For me however, September has come to mean deadlines, deadlines, deadlines. One of my jobs as a grad student is to submit papers about my research to various conferences. In good years, I submit papers to about 3 or 4 conferences max. The catch is, two of those conferences happen to have deadlines within a mere 2 weeks of each other in September: ICRA (a robotics conference due in the middle of the month) and RECOMB (a computational biology conferences due in the end of the month).

You can handle a single conference deadline well enough, even if you have multiple papers. Depending on how much work there is left to do (research is funny and variable like that), that could mean a few weeks of solid, batten-down-the-hatches, working around the clock and probably a few all-nighters thrown in to spice things up. That is all well and good if you know that the minute you turn in the paper, you can sleep to your heart's content without a single care in the world. But for me, in September, I don't get that luxury. I know that after I turn in the first round of papers, it's immediately on to the second without a chance at some real rest.

This year was no exception. In fact, we somehow managed to crank out 4 papers, 2 to each conference. To put that in perspective, I'm lucky if I submit that much in an entire year! So, in all truthfullness, I can say that yes, I am a survivor. September came and went and I'm still here.

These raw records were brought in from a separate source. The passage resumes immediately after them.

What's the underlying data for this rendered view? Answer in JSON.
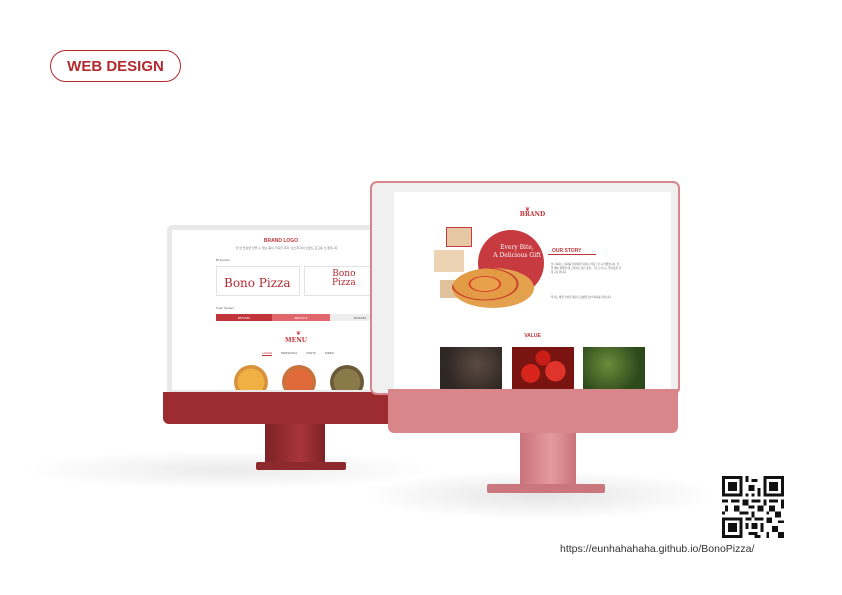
{
  "badge": {
    "label": "WEB DESIGN"
  },
  "colors": {
    "accent": "#b22a2f",
    "monitor_left": "#9c2c30",
    "monitor_right": "#d9868b"
  },
  "left_screen": {
    "title": "BRAND LOGO",
    "description": "한 번 맛보면 잊을 수 없는 풍미 가득한 피자. 보노피자의 브랜드 로고를 소개합니다.",
    "section_label": "BI Symbol",
    "logo_primary": "Bono Pizza",
    "logo_secondary_line1": "Bono",
    "logo_secondary_line2": "Pizza",
    "color_label": "Color System",
    "swatches": [
      {
        "label": "#B72F3F",
        "color": "#c0343a"
      },
      {
        "label": "#ED7C7F",
        "color": "#e0686c"
      },
      {
        "label": "#E5E5E5",
        "color": "#eeeeee"
      }
    ],
    "menu_title": "MENU",
    "tabs": [
      "LARGE",
      "PERSONAL",
      "PASTA",
      "SIDES"
    ]
  },
  "right_screen": {
    "brand": "BRAND",
    "tagline_line1": "Every Bite,",
    "tagline_line2": "A Delicious Gift",
    "story_title": "OUR STORY",
    "story_p1": "보노피자는 '피자를 선물처럼' 이라는 마음으로 시작했습니다. 한 입 베어 물었을 때 느껴지는 깊은 풍미, 그리고 나누는 즐거움을 전하고자 합니다.",
    "story_p2": "우리는 매일 신선한 재료로 정성을 담아 피자를 만듭니다.",
    "value_title": "VALUE"
  },
  "qr": {
    "icon": "qr-code-icon"
  },
  "url": "https://eunhahahaha.github.io/BonoPizza/"
}
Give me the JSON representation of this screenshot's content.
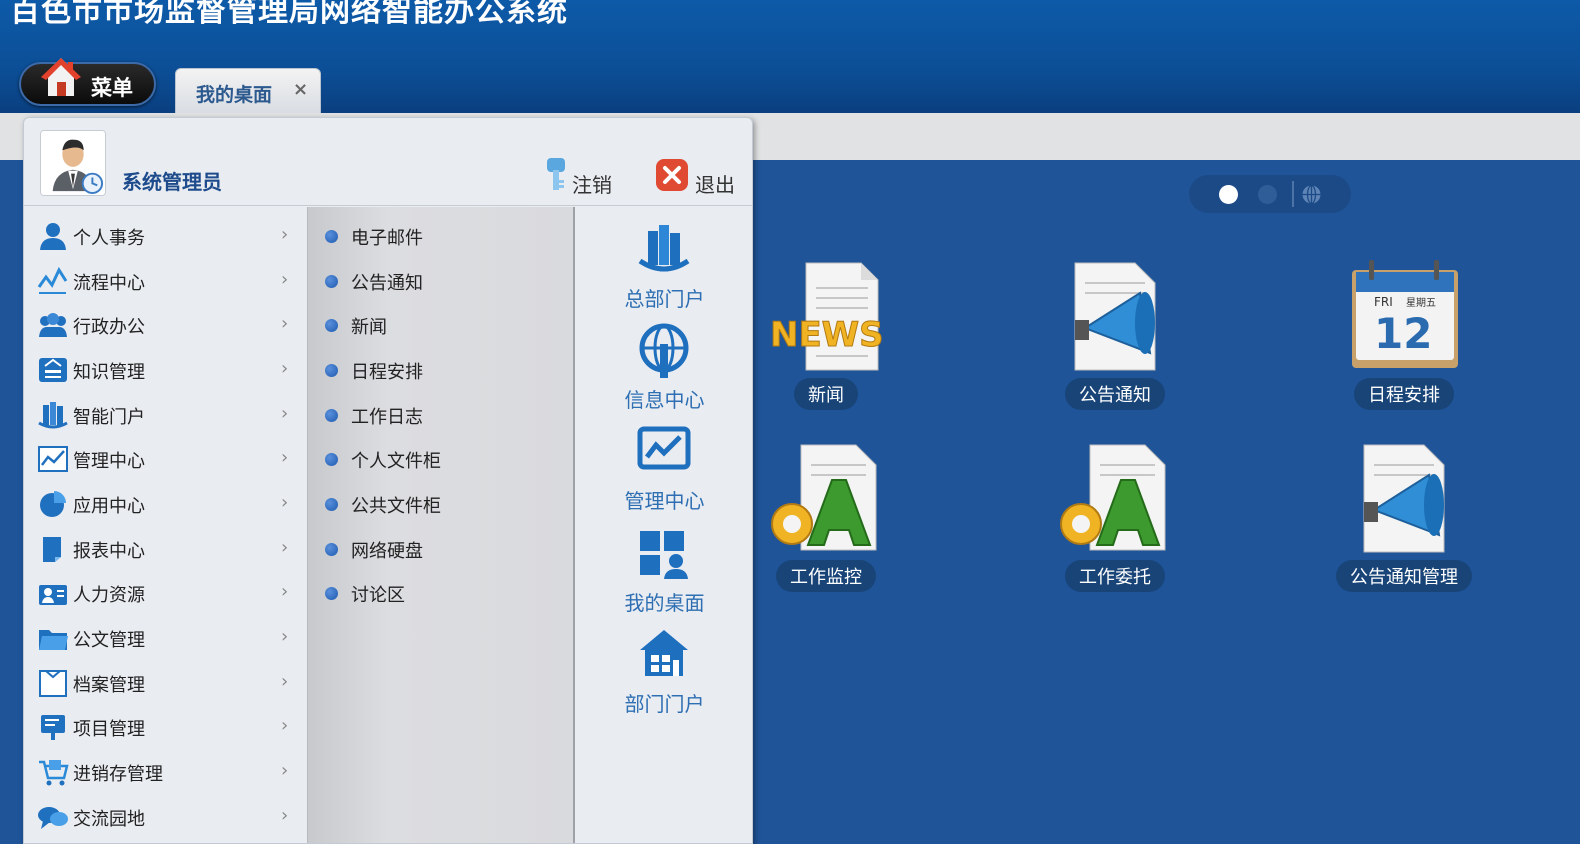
{
  "header": {
    "title": "百色市市场监督管理局网络智能办公系统",
    "menu_button": "菜单"
  },
  "tabs": [
    {
      "label": "我的桌面",
      "close": "×"
    }
  ],
  "start_menu": {
    "user": "系统管理员",
    "logout": "注销",
    "exit": "退出",
    "categories": [
      {
        "label": "个人事务",
        "icon": "person-icon"
      },
      {
        "label": "流程中心",
        "icon": "flow-icon"
      },
      {
        "label": "行政办公",
        "icon": "group-icon"
      },
      {
        "label": "知识管理",
        "icon": "knowledge-icon"
      },
      {
        "label": "智能门户",
        "icon": "building-icon"
      },
      {
        "label": "管理中心",
        "icon": "chart-icon"
      },
      {
        "label": "应用中心",
        "icon": "pie-icon"
      },
      {
        "label": "报表中心",
        "icon": "report-icon"
      },
      {
        "label": "人力资源",
        "icon": "hr-icon"
      },
      {
        "label": "公文管理",
        "icon": "folder-icon"
      },
      {
        "label": "档案管理",
        "icon": "archive-icon"
      },
      {
        "label": "项目管理",
        "icon": "project-icon"
      },
      {
        "label": "进销存管理",
        "icon": "cart-icon"
      },
      {
        "label": "交流园地",
        "icon": "chat-icon"
      }
    ],
    "chevron": "›",
    "submenu": [
      "电子邮件",
      "公告通知",
      "新闻",
      "日程安排",
      "工作日志",
      "个人文件柜",
      "公共文件柜",
      "网络硬盘",
      "讨论区"
    ],
    "portals": [
      {
        "label": "总部门户",
        "icon": "headquarters-icon"
      },
      {
        "label": "信息中心",
        "icon": "info-globe-icon"
      },
      {
        "label": "管理中心",
        "icon": "management-chart-icon"
      },
      {
        "label": "我的桌面",
        "icon": "desktop-grid-icon"
      },
      {
        "label": "部门门户",
        "icon": "department-house-icon"
      }
    ]
  },
  "desktop": {
    "apps": [
      {
        "label": "新闻",
        "icon": "news-icon"
      },
      {
        "label": "公告通知",
        "icon": "megaphone-icon"
      },
      {
        "label": "日程安排",
        "icon": "calendar-icon"
      },
      {
        "label": "工作监控",
        "icon": "oa-document-icon"
      },
      {
        "label": "工作委托",
        "icon": "oa-document-icon"
      },
      {
        "label": "公告通知管理",
        "icon": "megaphone-icon"
      }
    ],
    "calendar": {
      "day_en": "FRI",
      "day_cn": "星期五",
      "date": "12"
    },
    "news_text": "NEWS",
    "oa_text": "OA"
  },
  "colors": {
    "header_blue": "#0c4f97",
    "desktop_bg": "#1f5498",
    "link_blue": "#2e6fb3",
    "label_pill": "#184478"
  }
}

I promise to post a little more often now that the month of torture is over. In fact, I am currently submitting this post from sunny San Diego, California. There's nothing like an afternoon at the beach for relaxing and unwinding. But more on that in my next post.